And then back to the office. Full, patients, wounded, crying out, everywhere.
It was crazy. We had to organize a mass casualty plan in the office, seeing which doctors were alive and available to help. We did an urgent surgery for one of our doctors. Unfortunately he died there on the office table. We did our best, but it wasn’t enough.
The whole situation was very hard. We saw our colleagues dying. Our pharmacist…I was just talking to him last night and planning the stocks, and then he died there in our office.
The first moments were just chaos. Enough staff had survived, so we could help all the wounded with treatable wounds.
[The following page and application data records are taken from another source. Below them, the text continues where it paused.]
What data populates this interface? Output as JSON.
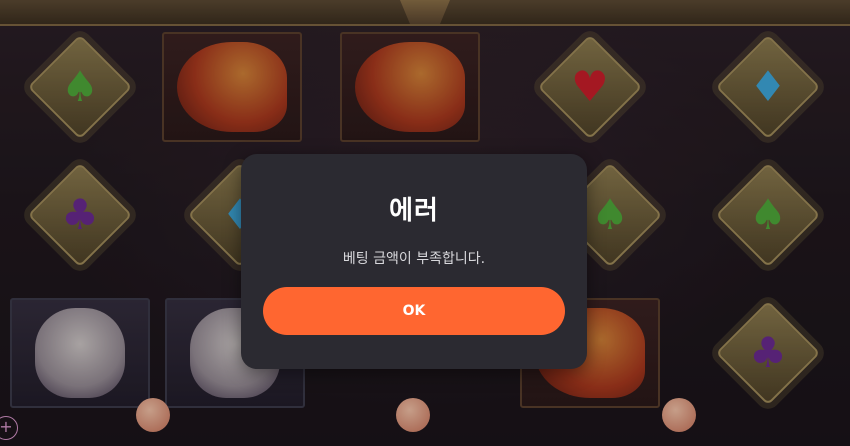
{
  "dialog": {
    "title": "에러",
    "message": "베팅 금액이 부족합니다.",
    "ok_label": "OK",
    "accent_color": "#ff6630",
    "background_color": "#2b2a31"
  },
  "background": {
    "symbols": [
      "green-spade-icon",
      "phoenix-symbol",
      "phoenix-symbol",
      "red-heart-icon",
      "blue-diamond-icon",
      "purple-club-icon",
      "blue-diamond-icon",
      "green-spade-icon",
      "green-spade-icon",
      "rabbit-symbol",
      "rabbit-symbol",
      "phoenix-symbol",
      "purple-club-icon"
    ],
    "corner_button_icon": "plus-icon"
  }
}
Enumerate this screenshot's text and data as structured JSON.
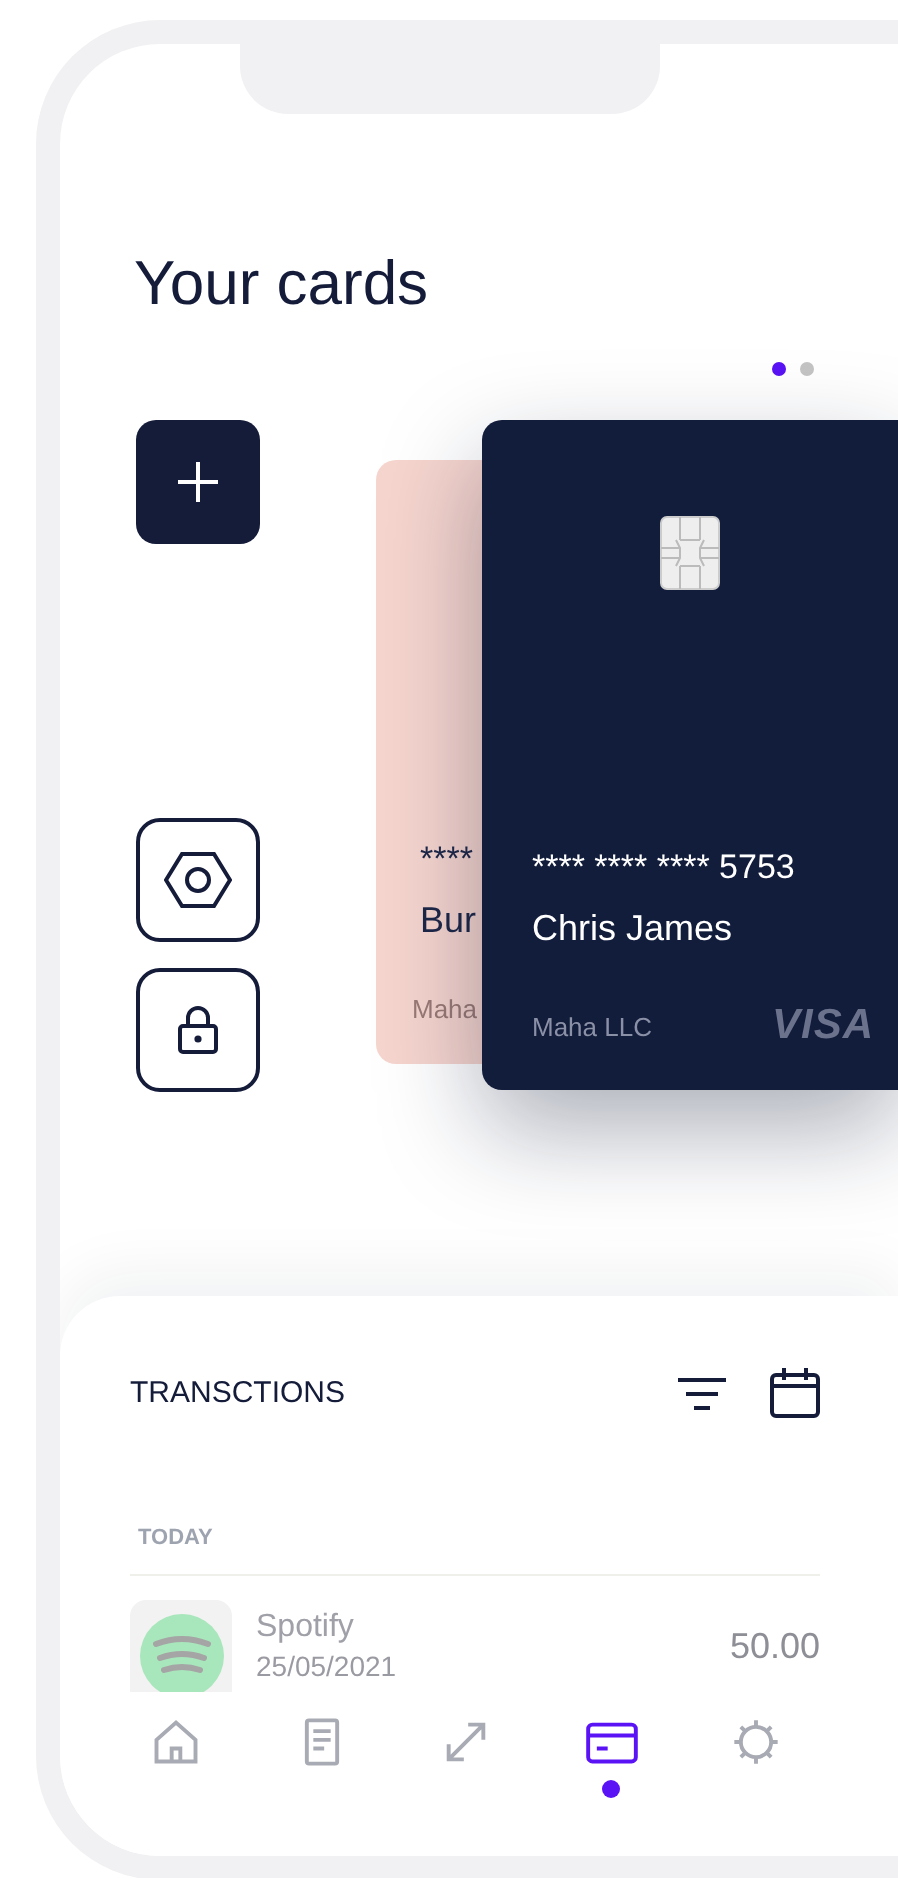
{
  "title": "Your cards",
  "pager": [
    {
      "selected": true
    },
    {
      "selected": false
    }
  ],
  "cards": [
    {
      "kind": "light",
      "number": "****",
      "holder": "Bur",
      "company": "Maha"
    },
    {
      "kind": "dark",
      "number": "**** **** **** 5753",
      "holder": "Chris James",
      "company": "Maha LLC",
      "brand": "VISA"
    }
  ],
  "transactions": {
    "title": "TRANSCTIONS",
    "groups": [
      {
        "label": "TODAY",
        "items": [
          {
            "name": "Spotify",
            "date": "25/05/2021",
            "amount": "50.00"
          }
        ]
      }
    ]
  },
  "nav": [
    {
      "selected": false
    },
    {
      "selected": false
    },
    {
      "selected": false
    },
    {
      "selected": true
    },
    {
      "selected": false
    }
  ]
}
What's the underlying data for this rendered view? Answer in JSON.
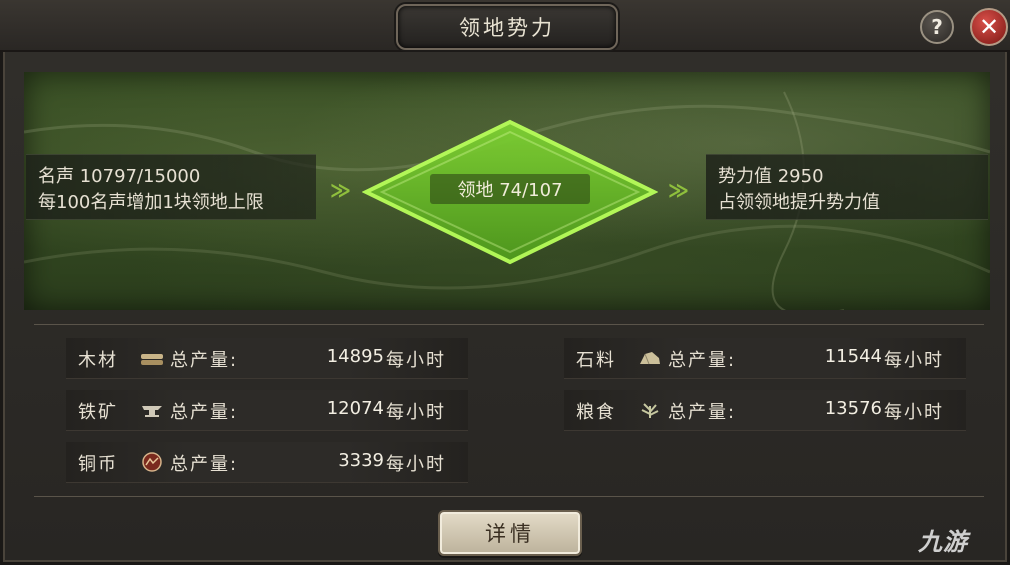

But there were too many that we couldn’t help. Somehow, everything was very clear. We just treated the people that needed treatment, and didn’t make decisions. How could we make decisions in that sort of fear and chaos?
Some of my colleagues were in too much shock, crying and crying. I tried to encourage some of the staff to help, to give them something to concentrate on, to take their minds off the horror. But some were just too shocked to do anything. Seeing adult men, your friends, crying uncontrollably—that is not easy.
I have been working here since May, and I have seen a lot of heavy medical situations. But it is a totally different story when they are your colleagues, your friends.
These are people who had been working hard for months, non-stop for the past week. They had not gone home, they had not seen their families, they had just been working in the hospital to help people… and now they are dead. These people are friends, close friends. I have no words to express this. It is unspeakable.
The hospital, it has been my workplace and home for several months. Yes, it is just a building. But it is so much more than that. It is healthcare for Kunduz. Now it is gone.
What is in my heart since this morning is that this is completely unacceptable. How can this happen? What is the benefit of this? Destroying a hospital and so many lives, for nothing. I cannot find words for this.”
Women like to go to the restroom together
Women like to go to the restroom together, when they sit in some public places, at a restaurant, or at a seminar, even if it comes to intimate or family gatherings.
They wait each other in front of the bathrooms door, keeping each other purse, jacket, umbrella, in contemplation.
“Do you need to go to the toilet?”
“No, but I’ll come with you.”
Sometimes, while pissing, they talk about important issues: about love, about the events in the world or about brownie recipes.
Some women, if they do not have with whom to go to the bathroom, suffer until they get home.
And it’s not insecurity or a puzzle to be solved, it is a mutual concern, it is the mutual protection.
It is keeping the privileges that would be denied.
– Naida Mujkic
Painting by Arabella Proffer
Which Beirut are you talking about?
Beirut. Beirut. Beirut. I have been distant and cold from the news of Beirut